Let me place on the record my thanks to the many town and parish councils across Cornwall that I worked with back then, and particularly now in the constituency I represent. They have not only taken on the running of public lavatories, but over the past few weeks they have worked incredibly hard to reopen them, despite the challenges they currently face. At the risk of leaving some out, I will name a few: Newquay Town Council has worked particularly hard, as has St Austell Town Council, Mevagissey Parish Council, Gorran Haven Parish Council, and many others I am sure, who have gone out of their way to ensure that public lavatories stay open during this pandemic.
I believe the total cost of these measures to the Treasury is around £8 million, which in the current scheme of things, and given all the costs we are facing, does not seem a huge amount of money. To small parish councils, however, whose total precept may be only £20,000, that can represent a significant sum in reducing the costs that they incur in running public toilets. This Bill is important in the overall scheme of things to many parish councils.
Many parish councils currently face huge pressures. Many have lost income, perhaps because they run car parks, and they face additional costs. Many have gone out of their way to provide incredible support to communities, and to ensure that elderly and vulnerable people are looked after during the pandemic. The fact that this measure will be backdated to April will be of significant help to many parish councils in reducing costs this year, and helping them with the pressures they face. What mechanisms will be put in place to ensure that those parish councils that might already have started to pay business rates on these facilities get a rebate in a timely manner? If they have paid out and are due a rebate, it is important that that happens as quickly as possible.

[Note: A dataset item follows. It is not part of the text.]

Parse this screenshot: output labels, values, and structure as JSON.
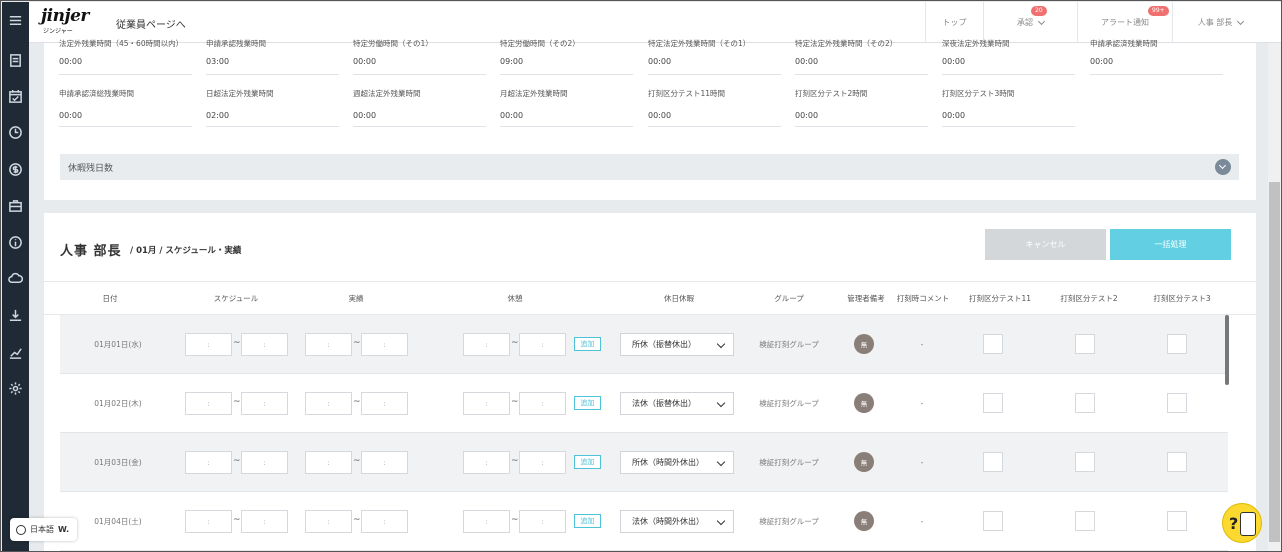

Although the Government have made funding available to primary authorities—in our case Cornwall County Council—to support small town and parish councils, the council has not as yet passed on that support. It has refused to do that, which is concerning because many of our parish councils are currently struggling. Even though the Government have made funding available to Cornwall County Council, it has declined or refused to pass that funding on. What more can the Government do to ensure that where funding has been made available through primary councils to support our town and parish councils, the money gets to where it should go? Parish councils are doing an incredible job in supporting their communities, and where the Government have made funding available, it is important that that money gets to them.

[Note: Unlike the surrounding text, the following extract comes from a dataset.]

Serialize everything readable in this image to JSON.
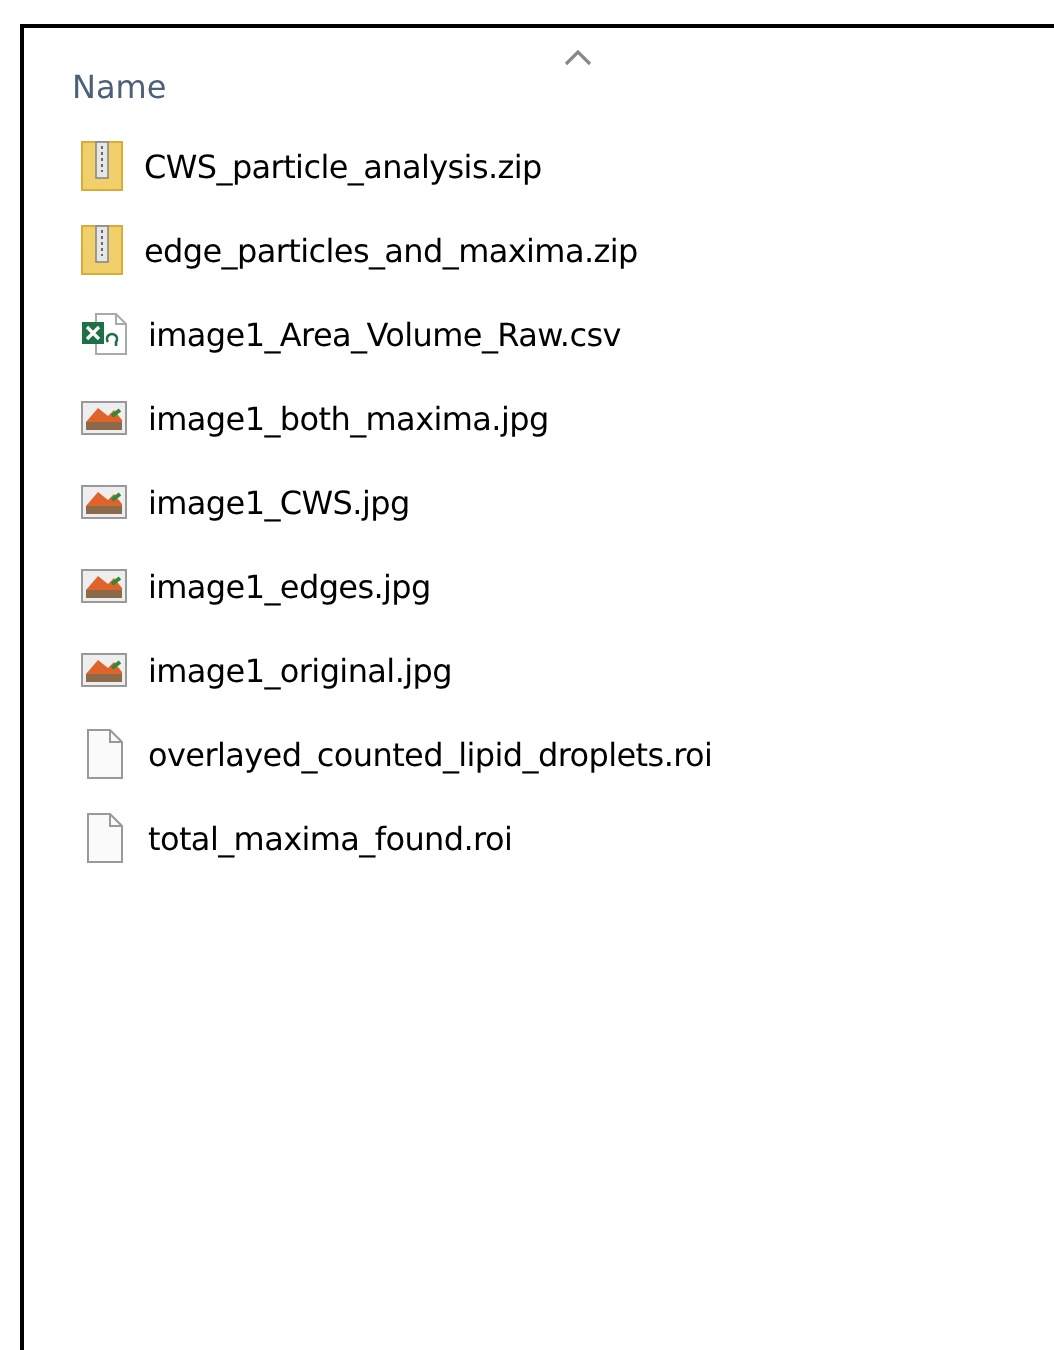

I welcome the Minister’s comments about Changing Places toilets and the work that the Government are doing—another issue that I have pushed for over a number of years. It is increasingly important in our communities for Changing Places toilets to be widely available, and I applaud the Government for the steps they are taking to ensure that happens. I welcome the Bill. In the overall scheme of everything that we as a country currently have to face it may not seem like big a deal, but for someone like me who has been waiting a long time for this Bill to come before the House, it is incredibly welcome. The Government are taking an important and sensible step, and I am pleased to give them my support.